Official government statistics on traffic deaths in southwest India significantly misrepresented the number of pedestrian and motorcycle deaths in the region over a two-year period, casting doubt on the reliability of that country’s government data on traffic fatalities, a study led by researchers at the Johns Hopkins Bloomberg School of Public Health suggests.
Researchers compared police reports in Belgaum, Karnataka, a district in southwest India with a population of 4.7 million, with statistics released by India’s National Crime Records Bureau in 2013 and 2014. The researchers found that the official statistics reported pedestrian deaths in the district as 9 percent of total traffic deaths versus 21 percent based on their review of the district’s police reports. For motorcycle deaths, the national data reported that they made up 37 percent of traffic deaths while the researchers found the number was 49 percent.
The findings were published online July 28 in the journal Injury Prevention.

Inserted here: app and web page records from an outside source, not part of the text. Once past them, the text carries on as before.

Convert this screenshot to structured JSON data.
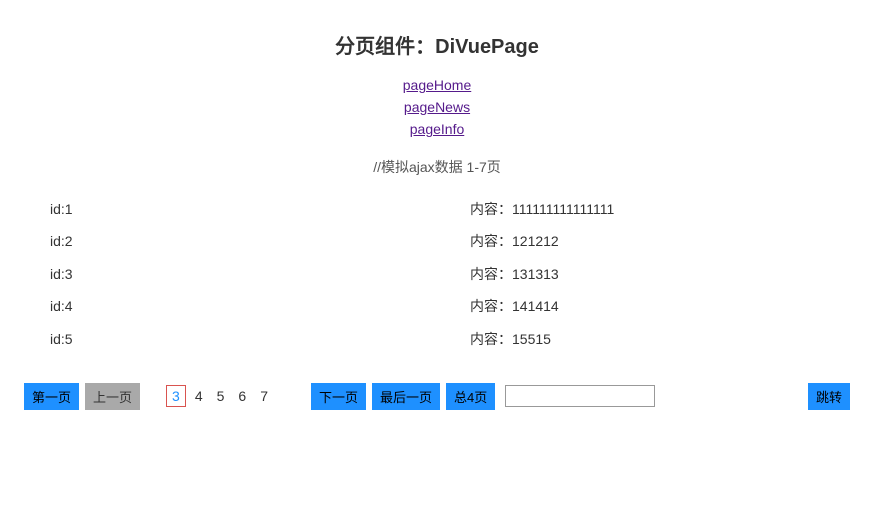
{
  "title": "分页组件：DiVuePage",
  "nav": {
    "items": [
      {
        "label": "pageHome"
      },
      {
        "label": "pageNews"
      },
      {
        "label": "pageInfo"
      }
    ]
  },
  "mock_note": "//模拟ajax数据 1-7页",
  "rows": [
    {
      "id_label": "id:1",
      "content_label": "内容：111111111111111"
    },
    {
      "id_label": "id:2",
      "content_label": "内容：121212"
    },
    {
      "id_label": "id:3",
      "content_label": "内容：131313"
    },
    {
      "id_label": "id:4",
      "content_label": "内容：141414"
    },
    {
      "id_label": "id:5",
      "content_label": "内容：15515"
    }
  ],
  "pagination": {
    "first_label": "第一页",
    "prev_label": "上一页",
    "next_label": "下一页",
    "last_label": "最后一页",
    "total_label": "总4页",
    "jump_label": "跳转",
    "current_page": "3",
    "pages": [
      "3",
      "4",
      "5",
      "6",
      "7"
    ],
    "jump_value": ""
  }
}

“Our study suggests that taken together pedestrians and motorcyclists account for the vast majority of traffic deaths in India,” says Dr. Kavi Bhalla an assistant professor in the department of international health at the Bloomberg School and the study’s lead author. “The official national statistics for 2014 put the proportion at less than a third. The Indian government claims that they intend to cut traffic deaths by half, but this is impossible to achieve without knowing how people die on the roads.”
Dr. Bhalla says the findings suggest that the Indian government could be misallocating its resources since it doesn’t have a full picture of what is happening on the roads.